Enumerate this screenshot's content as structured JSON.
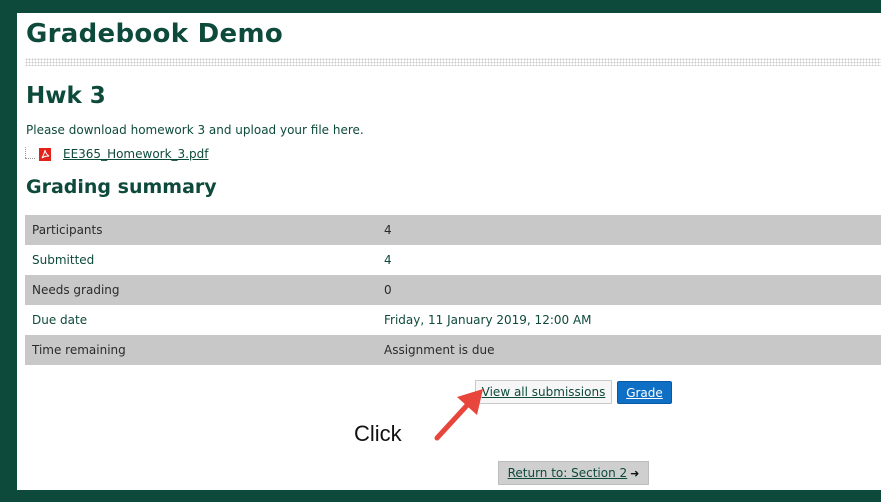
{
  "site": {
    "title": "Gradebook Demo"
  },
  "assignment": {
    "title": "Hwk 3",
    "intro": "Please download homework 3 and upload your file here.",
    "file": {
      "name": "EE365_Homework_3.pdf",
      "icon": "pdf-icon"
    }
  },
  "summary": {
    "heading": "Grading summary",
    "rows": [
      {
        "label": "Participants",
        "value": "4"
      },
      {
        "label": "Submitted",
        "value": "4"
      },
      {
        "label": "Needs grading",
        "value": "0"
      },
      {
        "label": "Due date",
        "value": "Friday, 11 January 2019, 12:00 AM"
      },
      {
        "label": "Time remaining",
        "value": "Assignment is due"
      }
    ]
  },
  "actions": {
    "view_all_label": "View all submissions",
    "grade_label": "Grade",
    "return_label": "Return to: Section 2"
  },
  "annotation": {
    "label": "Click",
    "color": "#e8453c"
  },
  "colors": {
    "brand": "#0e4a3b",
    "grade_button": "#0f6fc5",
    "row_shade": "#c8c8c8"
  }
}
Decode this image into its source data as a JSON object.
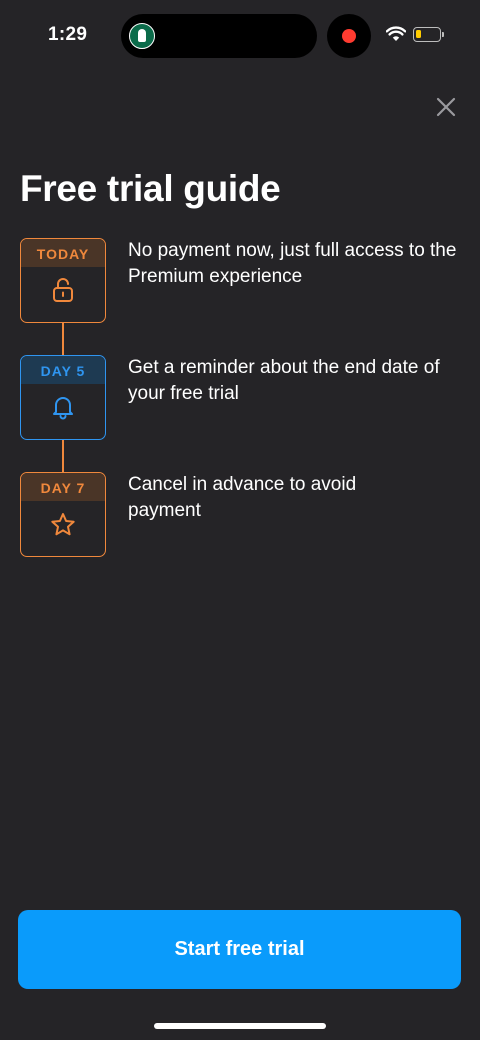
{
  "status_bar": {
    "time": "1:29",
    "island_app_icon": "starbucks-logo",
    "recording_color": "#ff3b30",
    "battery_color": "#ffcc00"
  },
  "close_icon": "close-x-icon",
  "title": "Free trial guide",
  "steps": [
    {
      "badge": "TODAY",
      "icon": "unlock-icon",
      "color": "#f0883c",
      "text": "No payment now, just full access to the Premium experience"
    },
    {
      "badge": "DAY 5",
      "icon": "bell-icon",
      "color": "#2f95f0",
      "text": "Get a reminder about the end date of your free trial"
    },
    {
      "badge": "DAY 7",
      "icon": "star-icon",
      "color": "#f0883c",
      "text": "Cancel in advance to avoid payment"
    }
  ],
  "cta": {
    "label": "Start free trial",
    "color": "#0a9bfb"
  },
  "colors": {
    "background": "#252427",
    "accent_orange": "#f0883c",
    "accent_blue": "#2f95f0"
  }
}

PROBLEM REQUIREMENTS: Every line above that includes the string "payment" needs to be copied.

TASK OUTPUT:
      "text": "No payment now, just full access to the Premium experience"
      "text": "Cancel in advance to avoid payment"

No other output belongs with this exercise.